Emeritus Professor Gisela Kaplan
Professor Gisela Kaplan has served the University of New England in a range of roles from 1996 until retirement in 2009, including from 2007 as Professor of Animal Behaviour in the School of Science of Technology, where she currently holds the title of Adjunct Professor.
Prof Kaplan’s international reputation as an expert in contrasting academic disciplines has been celebrated in multiple ways, by the bestowal on her of prestigious awards by professional bodies. These include the international primatological community where she served on the international scientific committee and is now a life member; and the international ornithological community, where she has served as the only Australian on the Executive of the International Ornithological Union. The latter body recognised Prof Kaplan as an authority on bird behaviour and one of the foremost ornithologists in the world. In addition, Prof Kaplan was elected to the honours list of the 100 most eminent international scholars in ornithology worldwide, by the American Ornithology Union. She is an award-winning author and has been distinguished by a Federation Award for her community work, and by the Publishers’ Association of Australia for her outstanding published work. More recently, she received the prestigious Whitley Book Award for outstanding publications relating to the fauna of the Australasian region, presented by the Royal Zoological Society of New South Wales, for her monograph entitled Bird Minds. She has championed the idea of ‘science for the people’ and helped bring into focus animal behaviour and interest in native species – all in the name of the University of New England. She has a high public profile and is a well-known and highly respected public intellectual.

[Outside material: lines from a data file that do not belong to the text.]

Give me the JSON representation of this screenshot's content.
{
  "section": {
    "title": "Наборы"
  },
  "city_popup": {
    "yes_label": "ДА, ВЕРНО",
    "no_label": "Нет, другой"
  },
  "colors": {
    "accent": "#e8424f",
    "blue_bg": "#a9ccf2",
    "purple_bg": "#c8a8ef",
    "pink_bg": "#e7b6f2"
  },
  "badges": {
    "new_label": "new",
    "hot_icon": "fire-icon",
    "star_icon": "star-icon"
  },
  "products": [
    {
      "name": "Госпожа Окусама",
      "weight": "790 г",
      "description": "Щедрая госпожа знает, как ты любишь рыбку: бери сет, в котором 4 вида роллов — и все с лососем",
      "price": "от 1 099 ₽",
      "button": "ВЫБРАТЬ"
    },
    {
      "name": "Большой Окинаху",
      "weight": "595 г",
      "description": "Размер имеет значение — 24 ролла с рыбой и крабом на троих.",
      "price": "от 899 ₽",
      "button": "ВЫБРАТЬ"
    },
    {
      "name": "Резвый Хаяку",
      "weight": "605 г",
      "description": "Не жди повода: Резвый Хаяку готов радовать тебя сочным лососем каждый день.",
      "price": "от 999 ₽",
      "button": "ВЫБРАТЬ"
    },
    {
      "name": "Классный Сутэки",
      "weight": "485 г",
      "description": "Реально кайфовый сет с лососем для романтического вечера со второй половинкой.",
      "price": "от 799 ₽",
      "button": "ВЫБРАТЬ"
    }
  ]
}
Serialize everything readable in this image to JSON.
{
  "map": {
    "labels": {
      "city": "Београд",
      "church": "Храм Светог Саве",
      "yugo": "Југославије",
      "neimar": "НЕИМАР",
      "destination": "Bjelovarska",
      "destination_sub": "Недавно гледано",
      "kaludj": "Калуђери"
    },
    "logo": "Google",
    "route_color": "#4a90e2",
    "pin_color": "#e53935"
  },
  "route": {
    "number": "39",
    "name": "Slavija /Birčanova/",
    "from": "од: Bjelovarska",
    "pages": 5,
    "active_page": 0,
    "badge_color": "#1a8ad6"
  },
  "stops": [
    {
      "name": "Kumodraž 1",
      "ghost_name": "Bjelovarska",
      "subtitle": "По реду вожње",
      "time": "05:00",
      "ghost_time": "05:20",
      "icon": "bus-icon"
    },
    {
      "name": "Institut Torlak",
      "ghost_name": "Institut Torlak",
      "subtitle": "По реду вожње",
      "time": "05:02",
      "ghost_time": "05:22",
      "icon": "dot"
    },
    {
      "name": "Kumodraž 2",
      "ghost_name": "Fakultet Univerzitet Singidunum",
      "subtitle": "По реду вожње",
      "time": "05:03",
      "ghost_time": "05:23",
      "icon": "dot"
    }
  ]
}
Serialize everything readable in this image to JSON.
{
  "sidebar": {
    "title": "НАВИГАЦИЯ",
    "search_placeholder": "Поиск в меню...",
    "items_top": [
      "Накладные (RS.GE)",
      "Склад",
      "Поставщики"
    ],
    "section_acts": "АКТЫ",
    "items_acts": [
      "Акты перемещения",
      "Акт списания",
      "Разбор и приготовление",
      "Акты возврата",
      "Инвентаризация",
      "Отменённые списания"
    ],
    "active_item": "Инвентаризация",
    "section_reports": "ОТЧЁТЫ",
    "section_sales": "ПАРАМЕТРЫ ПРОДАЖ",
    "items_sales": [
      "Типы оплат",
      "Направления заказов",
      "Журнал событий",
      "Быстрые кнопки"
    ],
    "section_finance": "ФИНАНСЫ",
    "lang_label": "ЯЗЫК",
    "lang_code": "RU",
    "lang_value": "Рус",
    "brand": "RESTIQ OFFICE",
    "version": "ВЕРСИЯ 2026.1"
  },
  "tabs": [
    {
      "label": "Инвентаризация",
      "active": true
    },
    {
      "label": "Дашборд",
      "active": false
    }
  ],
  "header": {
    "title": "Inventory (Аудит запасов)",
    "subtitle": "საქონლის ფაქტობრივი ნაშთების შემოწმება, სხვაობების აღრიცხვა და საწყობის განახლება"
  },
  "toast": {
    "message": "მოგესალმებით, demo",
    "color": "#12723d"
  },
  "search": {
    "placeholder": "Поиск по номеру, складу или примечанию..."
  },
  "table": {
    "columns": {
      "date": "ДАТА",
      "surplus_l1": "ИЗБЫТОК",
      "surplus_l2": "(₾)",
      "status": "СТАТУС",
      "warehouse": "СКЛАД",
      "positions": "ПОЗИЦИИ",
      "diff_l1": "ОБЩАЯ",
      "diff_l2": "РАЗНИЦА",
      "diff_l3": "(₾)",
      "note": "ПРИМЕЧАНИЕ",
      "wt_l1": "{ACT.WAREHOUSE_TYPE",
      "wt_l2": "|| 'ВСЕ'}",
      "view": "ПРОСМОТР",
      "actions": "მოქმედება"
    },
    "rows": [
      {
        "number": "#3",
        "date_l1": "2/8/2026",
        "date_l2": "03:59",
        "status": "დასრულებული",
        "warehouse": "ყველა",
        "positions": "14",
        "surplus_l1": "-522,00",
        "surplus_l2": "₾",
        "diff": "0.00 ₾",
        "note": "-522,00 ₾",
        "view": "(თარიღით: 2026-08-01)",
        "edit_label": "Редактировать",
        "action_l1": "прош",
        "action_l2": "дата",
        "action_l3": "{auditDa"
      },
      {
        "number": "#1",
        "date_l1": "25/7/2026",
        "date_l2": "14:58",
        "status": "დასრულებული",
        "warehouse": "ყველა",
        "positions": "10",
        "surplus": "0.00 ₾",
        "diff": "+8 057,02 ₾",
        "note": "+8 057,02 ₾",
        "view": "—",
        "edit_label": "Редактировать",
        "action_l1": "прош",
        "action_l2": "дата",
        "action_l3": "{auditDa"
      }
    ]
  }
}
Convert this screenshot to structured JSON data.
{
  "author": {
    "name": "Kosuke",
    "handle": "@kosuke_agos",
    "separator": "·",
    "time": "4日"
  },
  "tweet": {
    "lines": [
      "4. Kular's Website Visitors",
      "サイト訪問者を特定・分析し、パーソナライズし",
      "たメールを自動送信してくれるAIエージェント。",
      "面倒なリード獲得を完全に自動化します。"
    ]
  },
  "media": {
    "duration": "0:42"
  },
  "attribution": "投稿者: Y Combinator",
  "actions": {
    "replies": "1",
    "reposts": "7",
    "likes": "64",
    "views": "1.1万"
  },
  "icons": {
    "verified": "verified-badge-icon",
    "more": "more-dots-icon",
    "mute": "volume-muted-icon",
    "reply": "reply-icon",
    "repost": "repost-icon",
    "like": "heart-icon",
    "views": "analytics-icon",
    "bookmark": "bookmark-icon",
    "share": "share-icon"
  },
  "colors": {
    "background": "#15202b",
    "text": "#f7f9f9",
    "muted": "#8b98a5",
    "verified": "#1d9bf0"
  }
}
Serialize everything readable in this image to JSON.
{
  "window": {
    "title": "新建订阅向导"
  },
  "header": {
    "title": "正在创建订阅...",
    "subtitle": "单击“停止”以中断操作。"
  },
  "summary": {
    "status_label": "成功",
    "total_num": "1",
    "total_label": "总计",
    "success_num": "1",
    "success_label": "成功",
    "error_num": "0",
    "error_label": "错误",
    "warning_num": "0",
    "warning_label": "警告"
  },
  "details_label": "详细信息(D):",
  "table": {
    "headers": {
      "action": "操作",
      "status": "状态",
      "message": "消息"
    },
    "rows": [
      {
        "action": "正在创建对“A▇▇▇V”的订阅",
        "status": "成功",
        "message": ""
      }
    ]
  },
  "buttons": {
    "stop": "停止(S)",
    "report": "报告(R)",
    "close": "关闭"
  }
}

Prof Kaplan’s publication record is truly remarkable. During her twenty year association with the University of New England, she has produced no fewer than eighteen highly successful academic books based on intensive research that breaks new ground, and written chapters in more than forty others. These are supplemented by highly regarded research papers. Together with articles for public consumption, she has produced some 250 papers. Her study The Australian Magpie, reprinted many times, is a remarkable scientific achievement, inspiring Australians from all walks of life. Her recent publication, Bird Minds. Cognition and behaviour of Australian native birds, has been praised in the most prestigious international journals, including Animal Behaviour. It is a landmark publication covering approximately 500 Australian land-birds, and proposes novel theoretical insight.
Prof Kaplan has also provided highly valuable service contributions to both the University of New England and the wider public. For many years she reliably offered her services to University of New England events such as Enrichment Day, volunteering annually (2001-2006) and providing a segment of a program for gifted primary school children on Sundays. For ten years she participated in the Siemens Science Day (1998-2008), held in January for high-school students. It was Prof Kaplan who usually gave the first presentation to open the day. She was also a regular volunteer on Open Day at the University of New England. She has earned the respect of local communities, never refusing the copious invitations to speak about native animals, conservation and scientific research at community events and in primary and high schools. On the Northern Tablelands she has been a regular, and often repeat, invited speaker to local organisations and clubs. She has also been an invited speaker at the Academy of Science, and part of special Canberra Academy of Science events, bringing international scholars together. Prof Kaplan collaborates with the New South Wales Council of Conservation on special programs designed to foster positive attitudes to wildlife in school children. She is a regular public broadcaster and a prolific journalist in a range of newspapers and magazines (such as Nature Australia, GEO, Endangered Species, The Australian and others – producing articles all designed to educate the public. She has conducted some 250 interviews a year for the leading media in Australia, and for the BBC and CNN on matters pertaining to her expertise. This included Skype link-ups with the BBC London and CNN news.
In her retirement, Prof Kaplan continues to inspire the academic communities in her fields of expertise, and to enhance the University of New England’s reputation. Her research continues apace, and since the publication of Bird minds she has signed a contract for a follow-up publication. She has so well crossed the threshold to a public persona that this trend is likely to continue. In 2016 alone, Prof Kaplan was involved in approximately 300 national and international interviews.
The University congratulates and applauds Prof Kaplan, recognising her outstanding scholarship and impressive contributions to the disciplines she serves, and to the University of New England, by conferring upon her the title of Emeritus Professor.